Balloon profile refers to the diameter of the deflated balloon and distal catheter shaft. Historically, large differences in catheter profile translated into marked differences in ease of deliverability when catheters were compared. Measurable differences in balloon profile still exist, however, virtually all balloon catheters used in today’s catheterisation laboratories are extremely low-profile devices.2 Trackability refers to the balloon’s ability to track the wire up to the target lesion while pushability refers to the ability to cross the lesion with the balloon. These are not easily measured in vitro but are perhaps more important than catheter profile in today’s practice of interventional cardiology.7
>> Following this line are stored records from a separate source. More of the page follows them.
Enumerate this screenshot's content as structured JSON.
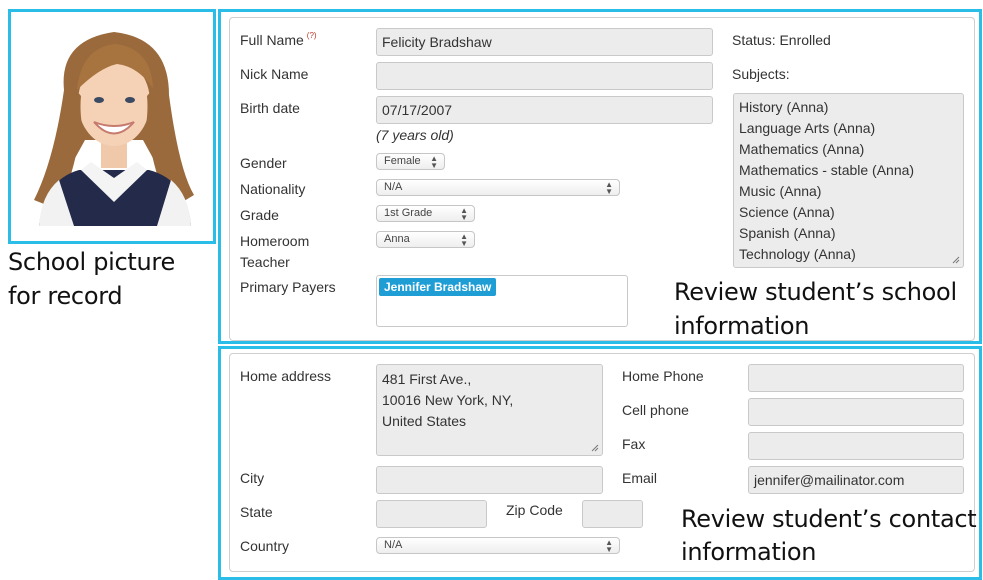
{
  "photo": {
    "alt": "School picture"
  },
  "captions": {
    "photo_line1": "School picture",
    "photo_line2": "for record",
    "school_line1": "Review student’s school",
    "school_line2": "information",
    "contact_line1": "Review student’s contact",
    "contact_line2": "information"
  },
  "school": {
    "full_name_label": "Full Name",
    "required_mark": "(?)",
    "full_name_value": "Felicity Bradshaw",
    "nick_name_label": "Nick Name",
    "nick_name_value": "",
    "birth_date_label": "Birth date",
    "birth_date_value": "07/17/2007",
    "age_note": "(7 years old)",
    "gender_label": "Gender",
    "gender_value": "Female",
    "nationality_label": "Nationality",
    "nationality_value": "N/A",
    "grade_label": "Grade",
    "grade_value": "1st Grade",
    "homeroom_label_1": "Homeroom",
    "homeroom_label_2": "Teacher",
    "homeroom_value": "Anna",
    "payers_label": "Primary Payers",
    "payers": [
      "Jennifer Bradshaw"
    ],
    "status_text": "Status: Enrolled",
    "subjects_label": "Subjects:",
    "subjects": [
      "History (Anna)",
      "Language Arts (Anna)",
      "Mathematics (Anna)",
      "Mathematics - stable (Anna)",
      "Music (Anna)",
      "Science (Anna)",
      "Spanish (Anna)",
      "Technology (Anna)"
    ]
  },
  "contact": {
    "home_address_label": "Home address",
    "address_lines": [
      "481 First Ave.,",
      "10016 New York, NY,",
      "United States"
    ],
    "city_label": "City",
    "city_value": "",
    "state_label": "State",
    "state_value": "",
    "zip_label": "Zip Code",
    "zip_value": "",
    "country_label": "Country",
    "country_value": "N/A",
    "home_phone_label": "Home Phone",
    "home_phone_value": "",
    "cell_phone_label": "Cell phone",
    "cell_phone_value": "",
    "fax_label": "Fax",
    "fax_value": "",
    "email_label": "Email",
    "email_value": "jennifer@mailinator.com"
  },
  "colors": {
    "highlight": "#29bde8",
    "tag": "#1f9ed5",
    "field_bg": "#ececec",
    "required": "#c0392b"
  }
}
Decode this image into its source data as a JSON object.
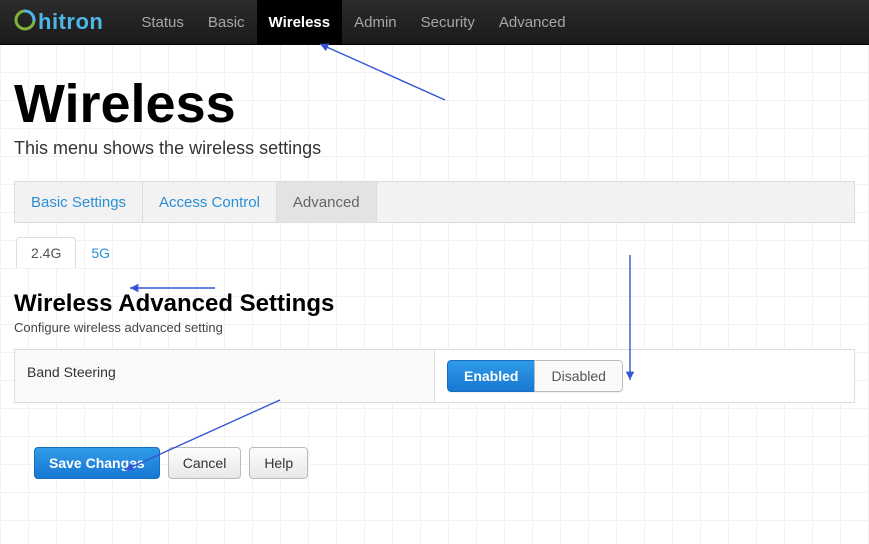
{
  "brand": "hitron",
  "nav": {
    "items": [
      {
        "label": "Status",
        "active": false
      },
      {
        "label": "Basic",
        "active": false
      },
      {
        "label": "Wireless",
        "active": true
      },
      {
        "label": "Admin",
        "active": false
      },
      {
        "label": "Security",
        "active": false
      },
      {
        "label": "Advanced",
        "active": false
      }
    ]
  },
  "page": {
    "title": "Wireless",
    "subtitle": "This menu shows the wireless settings"
  },
  "subtabs": [
    {
      "label": "Basic Settings",
      "active": false
    },
    {
      "label": "Access Control",
      "active": false
    },
    {
      "label": "Advanced",
      "active": true
    }
  ],
  "bandtabs": [
    {
      "label": "2.4G",
      "active": true
    },
    {
      "label": "5G",
      "active": false
    }
  ],
  "section": {
    "title": "Wireless Advanced Settings",
    "subtitle": "Configure wireless advanced setting"
  },
  "settings": {
    "band_steering": {
      "label": "Band Steering",
      "enabled_label": "Enabled",
      "disabled_label": "Disabled",
      "value": "enabled"
    }
  },
  "actions": {
    "save": "Save Changes",
    "cancel": "Cancel",
    "help": "Help"
  },
  "colors": {
    "accent_blue": "#1f7fcf",
    "link_blue": "#2b8fd6",
    "nav_bg": "#1e1e1e"
  }
}
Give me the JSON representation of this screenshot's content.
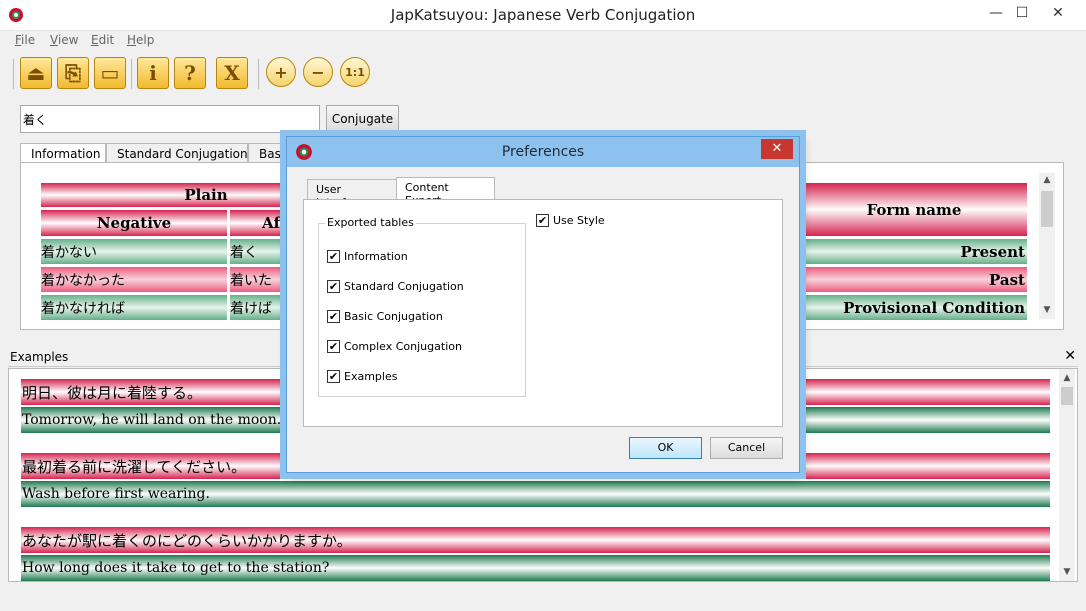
{
  "window": {
    "title": "JapKatsuyou: Japanese Verb Conjugation",
    "min": "—",
    "max": "☐",
    "close": "✕"
  },
  "menu": [
    {
      "key": "F",
      "rest": "ile"
    },
    {
      "key": "V",
      "rest": "iew"
    },
    {
      "key": "E",
      "rest": "dit"
    },
    {
      "key": "H",
      "rest": "elp"
    }
  ],
  "toolbar": {
    "save_icon": "⏏",
    "paste_icon": "⎘",
    "window_icon": "▭",
    "info_icon": "i",
    "help_icon": "?",
    "exit_icon": "X",
    "zoom_in_icon": "+",
    "zoom_out_icon": "−",
    "zoom_reset_icon": "1:1"
  },
  "search": {
    "value": "着く",
    "button": "Conjugate"
  },
  "tabs": [
    "Information",
    "Standard Conjugation",
    "Basic"
  ],
  "table": {
    "plain": "Plain",
    "negative": "Negative",
    "affirmative": "Aff",
    "form_name": "Form name",
    "rows": [
      {
        "neg": "着かない",
        "aff": "着く",
        "form": "Present"
      },
      {
        "neg": "着かなかった",
        "aff": "着いた",
        "form": "Past"
      },
      {
        "neg": "着かなければ",
        "aff": "着けば",
        "form": "Provisional Condition"
      }
    ]
  },
  "examples": {
    "label": "Examples",
    "close": "✕",
    "items": [
      {
        "jp": "明日、彼は月に着陸する。",
        "en": "Tomorrow, he will land on the moon."
      },
      {
        "jp": "最初着る前に洗濯してください。",
        "en": "Wash before first wearing."
      },
      {
        "jp": "あなたが駅に着くのにどのくらいかかりますか。",
        "en": "How long does it take to get to the station?"
      }
    ]
  },
  "dialog": {
    "title": "Preferences",
    "close": "✕",
    "tabs": [
      "User Interface",
      "Content Export"
    ],
    "group_label": "Exported tables",
    "checks": [
      "Information",
      "Standard Conjugation",
      "Basic Conjugation",
      "Complex Conjugation",
      "Examples"
    ],
    "use_style": "Use Style",
    "check_mark": "✔",
    "ok": "OK",
    "cancel": "Cancel"
  },
  "scroll": {
    "up": "▲",
    "down": "▼"
  }
}
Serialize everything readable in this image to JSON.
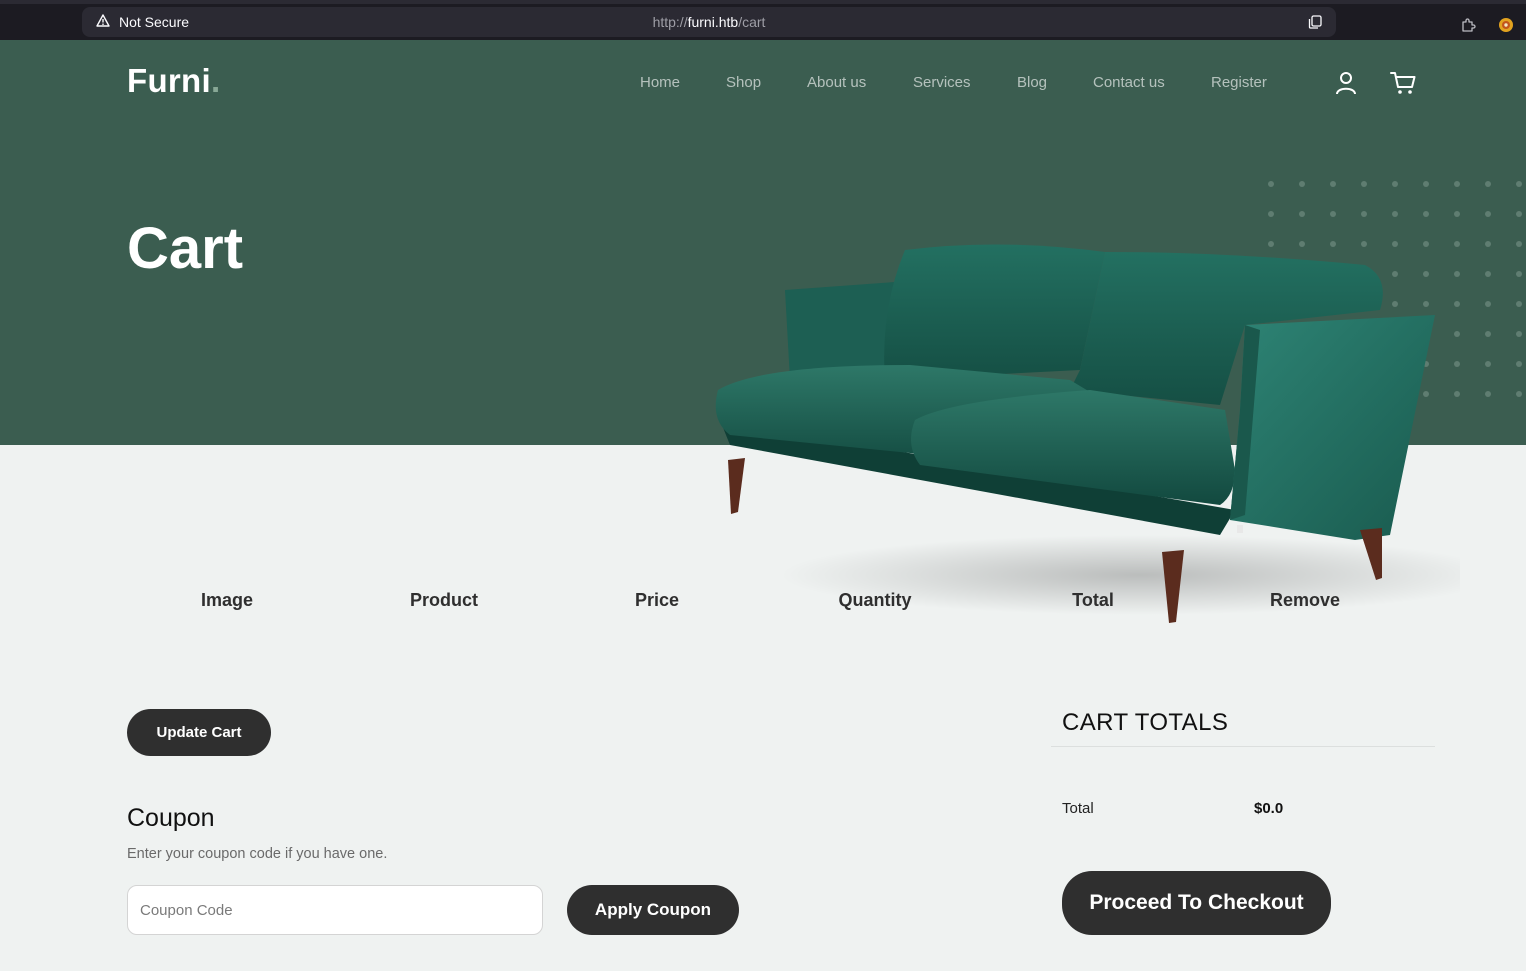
{
  "browser": {
    "security_label": "Not Secure",
    "url_scheme": "http://",
    "url_host": "furni.htb",
    "url_path": "/cart"
  },
  "site": {
    "logo_text": "Furni",
    "logo_dot": ".",
    "nav": [
      {
        "label": "Home"
      },
      {
        "label": "Shop"
      },
      {
        "label": "About us"
      },
      {
        "label": "Services"
      },
      {
        "label": "Blog"
      },
      {
        "label": "Contact us"
      },
      {
        "label": "Register"
      }
    ],
    "icons": [
      "user-icon",
      "cart-icon"
    ]
  },
  "hero": {
    "title": "Cart"
  },
  "cart_table": {
    "headers": [
      "Image",
      "Product",
      "Price",
      "Quantity",
      "Total",
      "Remove"
    ],
    "rows": []
  },
  "actions": {
    "update_cart_label": "Update Cart"
  },
  "coupon": {
    "title": "Coupon",
    "description": "Enter your coupon code if you have one.",
    "input_value": "",
    "input_placeholder": "Coupon Code",
    "apply_label": "Apply Coupon"
  },
  "totals": {
    "title": "CART TOTALS",
    "total_label": "Total",
    "total_value": "$0.0",
    "checkout_label": "Proceed To Checkout"
  },
  "colors": {
    "hero_bg": "#3b5d50",
    "page_bg": "#eff2f1",
    "button_bg": "#2f2f2f",
    "logo_dot": "#88a896"
  }
}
Balloon catheters are either over-the-wire (OTW) or rapid-exchange (RX). Most OTW and monorail balloons are compatible with 0.014 inch guide wires. OTW balloons require use of exchange length 300 cm wires. Using an OTW system, the guide wire can be advanced to the stenotic region either through the balloon or ‘bare’. Advantages of an OTW system include the ability to bring the balloon catheter closer to the wire tip to enhance support in crossing very tight stenoses, as well as using the balloon to increase wire torque transmission in tortuous vessels. OTW balloons allow for wire exchange beyond a stenosis. Additionally, OTW balloons allow intra-luminal position confirmation. In an RX system, only the distal portion of the balloon has a guide wire lumen and tracks over the wire. RX balloons therefore have a lower profile and permit the use of standard length 180 cm guide wires. Because of the short portion of the catheter that tracks the guide wire, RX balloons tend to have less pushability and trackability than OTW systems. The ‘hypotube’ used in RX balloons to transmit forward push also adds slightly greater stiffness than OTW products which can cause difficulties in delivery or ‘backing out’ of the guiding catheter in situations of vessel tortuousity and/or calcification.
If balloon angioplasty alone is planned as the sole revascularisation strategy, a balloon:artery ratio of 1.1:1 has been suggested as optimal.8 The balloon length should be 2 mm longer on either end of the lesion and a compliant balloon should be attempted first with non-compliant balloons reserved for the lesion that fails to yield. Longer durations of inflation should be considered as well. If stenting is planned, a balloon: artery ratio of 0.75–1.0:1 is suggested, with the balloon length being shorter than the intended stent length, in order to minimise intimal injury or dissection beyond the stent margins. Shorter durations of inflation are required with stenting than balloon angioplasty alone.
A thorough knowledge of the basic angioplasty equipment is required for coronary intervention. The correct choice of equipment can make a complex intervention appear effortless, whereas the less appropriate equipment choices can make a straightforward intervention, laborious and challenging.